# EXERCISE DIRECTIONS
Look through the records below, and whenever a line contains "value", copy it.

*** DATA SHOWN

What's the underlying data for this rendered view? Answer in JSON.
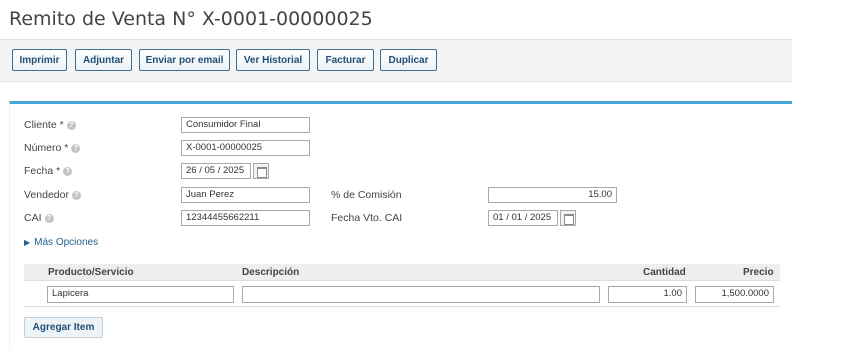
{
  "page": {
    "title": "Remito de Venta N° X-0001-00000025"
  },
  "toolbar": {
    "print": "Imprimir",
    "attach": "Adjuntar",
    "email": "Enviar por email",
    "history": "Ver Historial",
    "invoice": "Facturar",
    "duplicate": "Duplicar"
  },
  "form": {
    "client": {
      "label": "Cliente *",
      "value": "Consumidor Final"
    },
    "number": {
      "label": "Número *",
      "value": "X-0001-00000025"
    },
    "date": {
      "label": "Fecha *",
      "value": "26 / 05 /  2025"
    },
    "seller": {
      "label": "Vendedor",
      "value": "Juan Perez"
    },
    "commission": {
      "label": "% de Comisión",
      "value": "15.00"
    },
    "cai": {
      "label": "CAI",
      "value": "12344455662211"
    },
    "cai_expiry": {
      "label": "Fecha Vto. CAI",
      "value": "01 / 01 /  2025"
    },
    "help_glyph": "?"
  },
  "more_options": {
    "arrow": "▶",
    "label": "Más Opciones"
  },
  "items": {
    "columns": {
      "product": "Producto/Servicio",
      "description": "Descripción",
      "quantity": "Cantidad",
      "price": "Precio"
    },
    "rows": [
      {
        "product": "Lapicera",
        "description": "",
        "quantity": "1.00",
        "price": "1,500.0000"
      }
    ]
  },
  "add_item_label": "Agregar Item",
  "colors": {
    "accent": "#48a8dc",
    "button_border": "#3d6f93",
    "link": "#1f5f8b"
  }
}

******

# EXERCISE RESULT
      "value": "Consumidor Final"
      "value": "X-0001-00000025"
      "value": "26 / 05 /  2025"
      "value": "Juan Perez"
      "value": "15.00"
      "value": "12344455662211"
      "value": "01 / 01 /  2025"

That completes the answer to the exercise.